JG: Do you know, I think I preferred 'Old Pop in an Oak' by the Rednex to this. At least that had a (very, very) faint whiff of anarchy about it.

TM: Foreign influence can sometimes embed backwardness, as with this silly Emmerdale spin-off. As Meades argued: ‘Insularity and rural indigence prompt the same emotional landscape wherever they’re found’.

82. Paul Oakenfold, Ft. Shifty Shellshock - 'Starry Eyed Surprise'
(2002, #6, JG)

DL: As you may have gathered, rap-rock makes my skin crawl in a way not much else can, and even when one of its vocalists takes his dubious talents into other waters, the delivery continues to grate.

AN: Not great, but not all that bad.

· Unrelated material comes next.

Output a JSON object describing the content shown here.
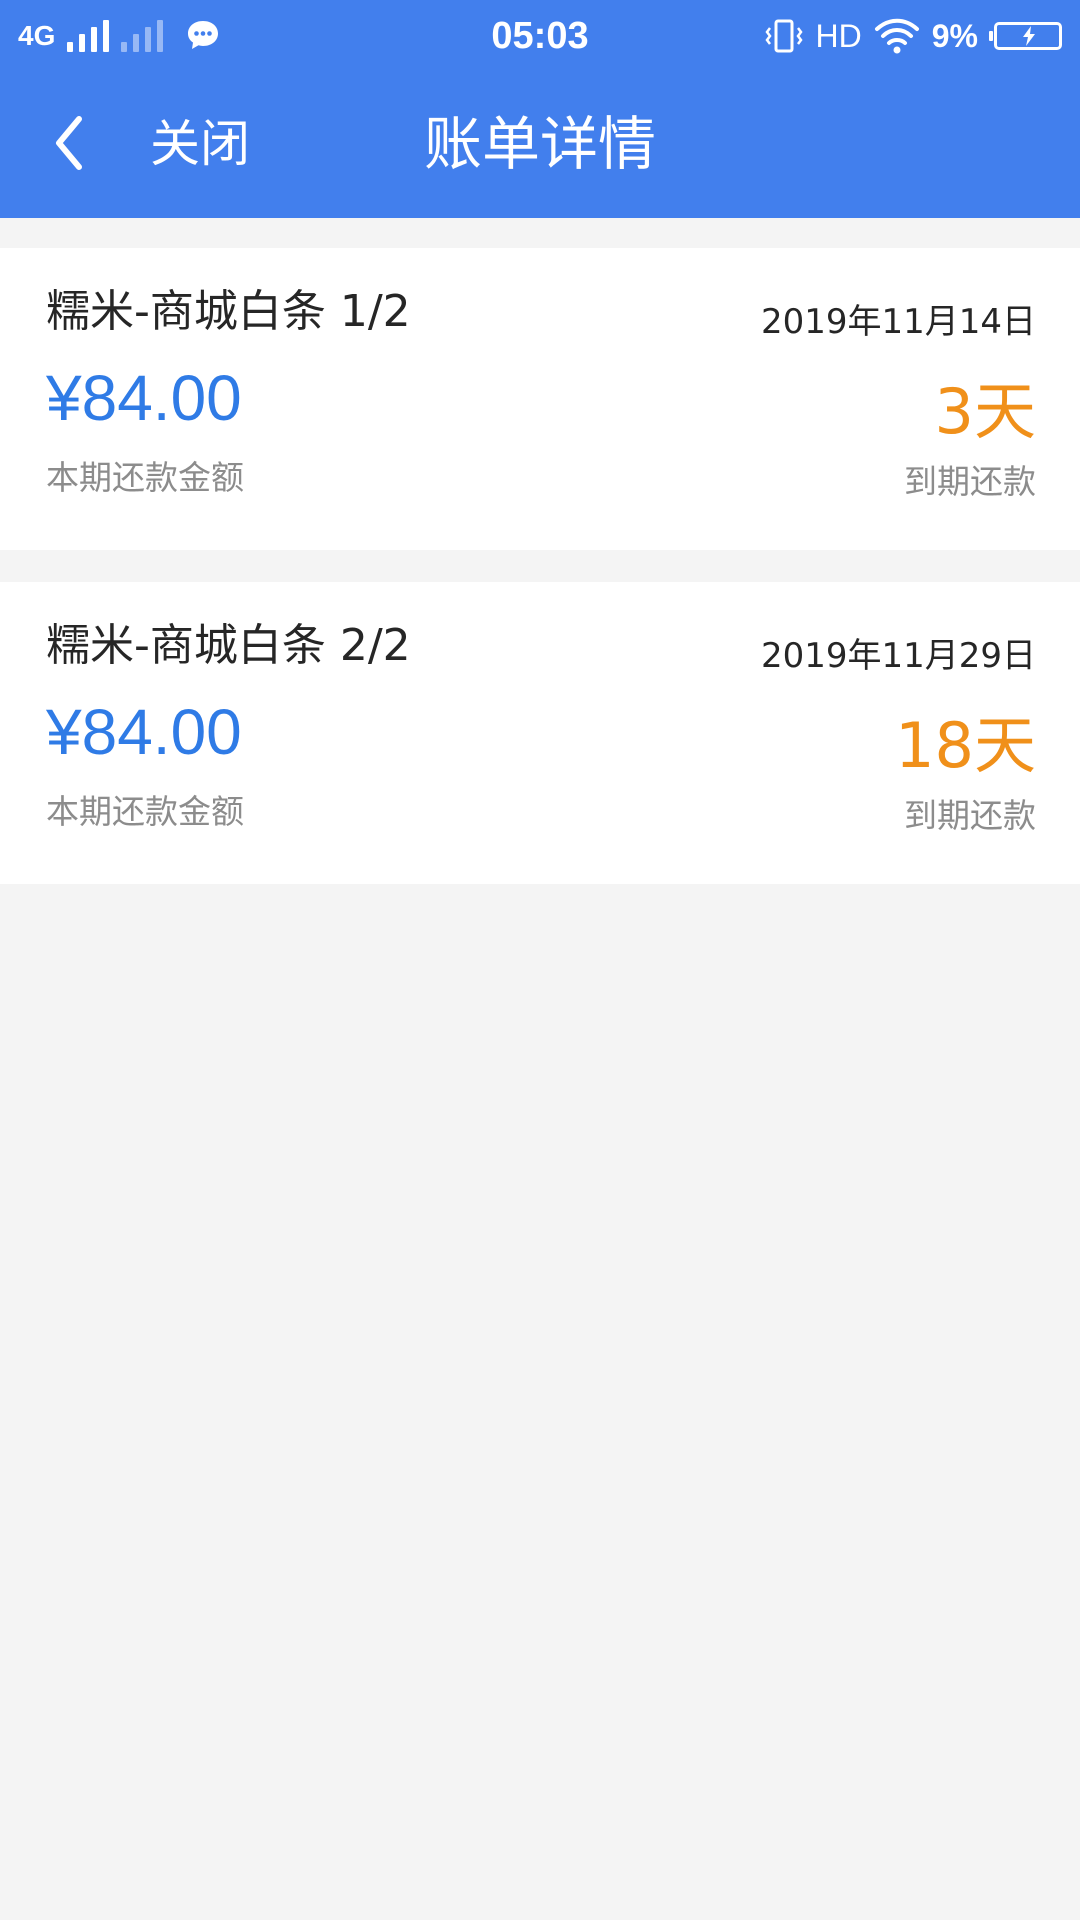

JG: By the early 2000s, superstar DJs were the Rick Wakemans of their day, living comfortably in the sticks, inviting Crazy Town to appear on their half-arsed songs and pilfering the opening lick from Harry Nilsson’s sublime ‘Everybody’s Talkin’’ like right bastards.

TM: The inane flipside of dance music’s utopian dreams. Nilsson’s sampled ‘Everybody’s Talkin’’ is stripped of its splendour amid the downright gormlessness. “Seeing stars! Seeing stars! I’m seeing stars!”

81. Curtis Stigers - 'You're All That Matters to Me'
(1992, #6, RC)

DL: Some of these 'love' songs really are soulless. Said it before and I'll say it again: the only romantic love worth penning a song about is that of the dark, sadistic unrequited variety. Total shit.

AN: Crazy midi percussion track. Bizarre.

JG: Jesus, this is boring shit. Have we got any Michael Bolton songs coming up?

TM: Neutered horns, smugly clicking percussion, sanitised ‘gospel’ backing vocals, a waist-coated man earnestly emoting: is anything less liable to connect with me than an early-90s AOR ballad? So humdrum!

If you enjoyed this, why not catch up with...

Part One: 200-181
Part Two: 180-161
Part Three: 160-141
Part Four: 140-121
Part Five: 100-81

No comments:

Post a Comment